Leasing as financial service is a contractual agreement where the owner (lessor) of equipment transfers the right to use the equipment to the user (lessee) for an agreed period of time in return for a rental. At the end of the lease period the asset reverts back to the lessor unless there is a provision for the renewal of the contract or there is a provision for the transfers of ownership to the lessee. If there is any such provision for transfer of ownership, the deal is treated as hire purchase. Therefore, a lease could be generally defined as –
“A contract where a party being the owner (lessor) of an asset (leased asset) provides the asset for use by the lessee at a consideration (rentals), either fixed or dependent on any variables, for a certain period (lease period), either fixed or flexible, with an understanding that at the end of such period, the asset, subject to the embedded options of the lease, will be either returned to the lessor or disposed off as per the lessor’s instructions”.
Leasing was prevalent during the ancient Sumerian and Greek civilizations where leasing of land, agricultural implements, animals mines and ships took place. The practice of leasing came into being sometime in the later half of the 19th century where the rail road manufacturers in the U.S.A resorted to leasing of rail cars and locomotives.
The equipment leasing industry came into being in 1973 when the first leasing company, appropriately named as First Leasing This industry however remained relegated to the background until the early eighties, because the need for these industry was not strongly felt in industry.

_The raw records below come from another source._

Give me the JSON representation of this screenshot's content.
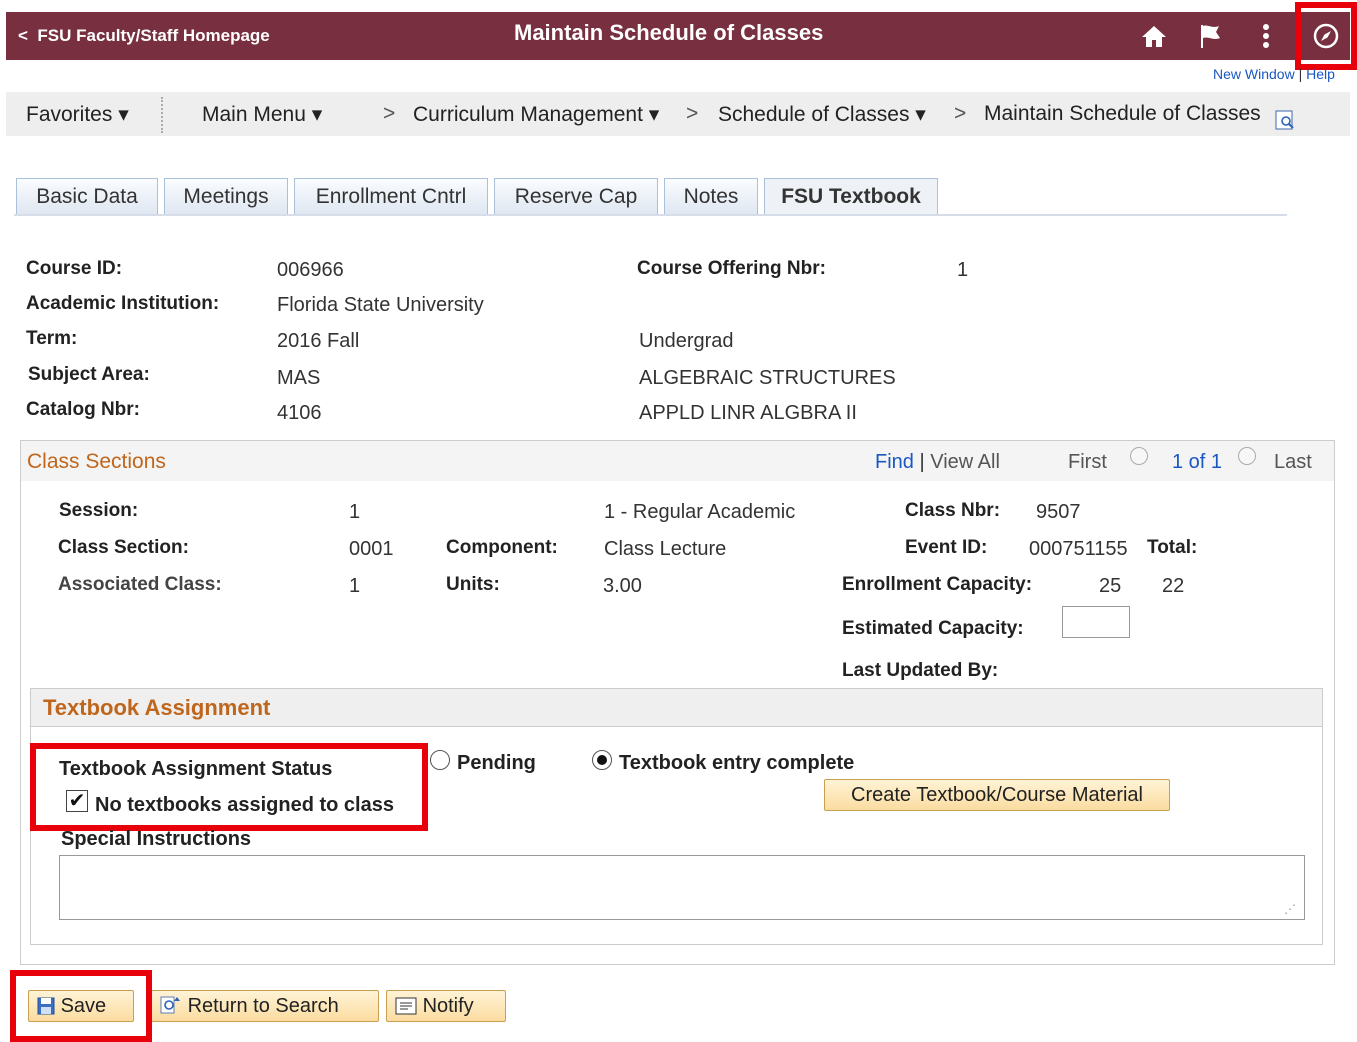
{
  "header": {
    "back_label": "FSU Faculty/Staff Homepage",
    "title": "Maintain Schedule of Classes",
    "icons": [
      "home-icon",
      "flag-icon",
      "more-vertical-icon",
      "navbar-compass-icon"
    ],
    "new_window": "New Window",
    "separator": "|",
    "help": "Help"
  },
  "nav": {
    "favorites": "Favorites ▾",
    "main_menu": "Main Menu ▾",
    "sep": ">",
    "curriculum": "Curriculum Management ▾",
    "schedule": "Schedule of Classes ▾",
    "maintain": "Maintain Schedule of Classes"
  },
  "tabs": [
    {
      "label": "Basic Data"
    },
    {
      "label": "Meetings"
    },
    {
      "label": "Enrollment Cntrl"
    },
    {
      "label": "Reserve Cap"
    },
    {
      "label": "Notes"
    },
    {
      "label": "FSU Textbook"
    }
  ],
  "course": {
    "course_id_label": "Course ID:",
    "course_id": "006966",
    "offering_label": "Course Offering Nbr:",
    "offering": "1",
    "institution_label": "Academic Institution:",
    "institution": "Florida State University",
    "term_label": "Term:",
    "term": "2016 Fall",
    "career": "Undergrad",
    "subject_label": "Subject Area:",
    "subject": "MAS",
    "subject_desc": "ALGEBRAIC STRUCTURES",
    "catalog_label": "Catalog Nbr:",
    "catalog": "4106",
    "catalog_desc": "APPLD LINR ALGBRA II"
  },
  "sections": {
    "title": "Class Sections",
    "find": "Find",
    "pipe": "|",
    "view_all": "View All",
    "first": "First",
    "pager": "1 of 1",
    "last": "Last",
    "session_label": "Session:",
    "session": "1",
    "session_desc": "1 - Regular Academic",
    "class_nbr_label": "Class Nbr:",
    "class_nbr": "9507",
    "section_label": "Class Section:",
    "section": "0001",
    "component_label": "Component:",
    "component": "Class Lecture",
    "event_label": "Event ID:",
    "event": "000751155",
    "total_label": "Total:",
    "assoc_label": "Associated Class:",
    "assoc": "1",
    "units_label": "Units:",
    "units": "3.00",
    "enroll_cap_label": "Enrollment Capacity:",
    "enroll_cap": "25",
    "total": "22",
    "est_cap_label": "Estimated Capacity:",
    "est_cap": "",
    "last_updated_label": "Last Updated By:"
  },
  "textbook": {
    "title": "Textbook Assignment",
    "status_label": "Textbook Assignment Status",
    "pending": "Pending",
    "complete": "Textbook entry complete",
    "selected": "complete",
    "no_textbooks": "No textbooks assigned to class",
    "no_textbooks_checked": true,
    "create_button": "Create Textbook/Course Material",
    "special_label": "Special Instructions",
    "special_value": ""
  },
  "footer": {
    "save": "Save",
    "return": "Return to Search",
    "notify": "Notify"
  },
  "colors": {
    "header_bg": "#782f40",
    "accent_orange": "#c0661c",
    "link_blue": "#1a57c2",
    "highlight_red": "#e8000b"
  }
}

The public sector financial institutions — IDBI, IFCI, ICICI and the State Financial Corporations (SCFs) provided bulk of the term loans and the commercial banks provided working capital finance required by the manufacturing sector on relatively soft terms. Given the easy availability of funds at reasonable cost, there was obvious no need to look for alternative means of financing.
The credit squeeze announced by the R.B.I coupled with the strict implantation of the Tandon & Chore committees’ norms on Maximum Permissible Bank Finance (MPBF) for working capital forced the manufacturing companies to divert a portion of their long — term funds for their working capital.
History and development of Leasing:
The history of leasing dates back to 200BC when Sumerians leased goods. Romans had developed a full body law relating to lease for movable and immovable property. However the modern concept of leasing appeared for the first time in 1877 when the Bell Telephone Company began renting telephones in USA. In 1832, Cottrell and Leonard leased academic caps, grown and hoods. Subsequently, during 1930s the Railway Industry used leasing service for its rolling stock needs. In the post war period, the American Air Lines leased their jet engines for most of the new air crafts. This development ignited immediate popularity for the lease and generated growth of leasing industry.
The concept of financial leasing was pioneered in India during 1973. The First Company was set up by the Chidambaram group in 1973 in Madras. The company undertook leasing of industrial equipment as its main activity. The Twentieth century Leasing Company Limited was established in 1979. By 1981, four finance companies joined the fray. The performance of First Leasing Company Limited and the Twentieth Century Leasing Company Limited motivated others to enter the leasing industry. In 1980s financial institutions made entry into leasing business. Industrial Credit and Investment Corporation was the first all India financial institution to offer leasing in 1983. Entry of commercial banks into leasing was facilitated by an amendment of Banking Regulation Act, 1949. State Bank of India was the first commercial bank to set up a leasing subsidiary, SBI capital market, in October 1986. Can Bank Financial Services Ltd., BOB Financial Service Ltd., and PNB Financial Services Limited followed suit. Industrial Finance Corporation’s Merchant Banking division started financing leasing companies as well as equipment leasing and financial services. There was thus virtual explosion in the number of leasing companies rising to about 400 companies in 1990.
In the subsequent years, the adverse trends in capital market and other factors led to a situation where apart from the institutional lessors, there were hardly 20 to 25 private leasing companies who were active in the field. The total volume of leasing business companies was Rs.5000 crores in 1993 and it is expected to cross Rs.10, 000 crores by March 1995.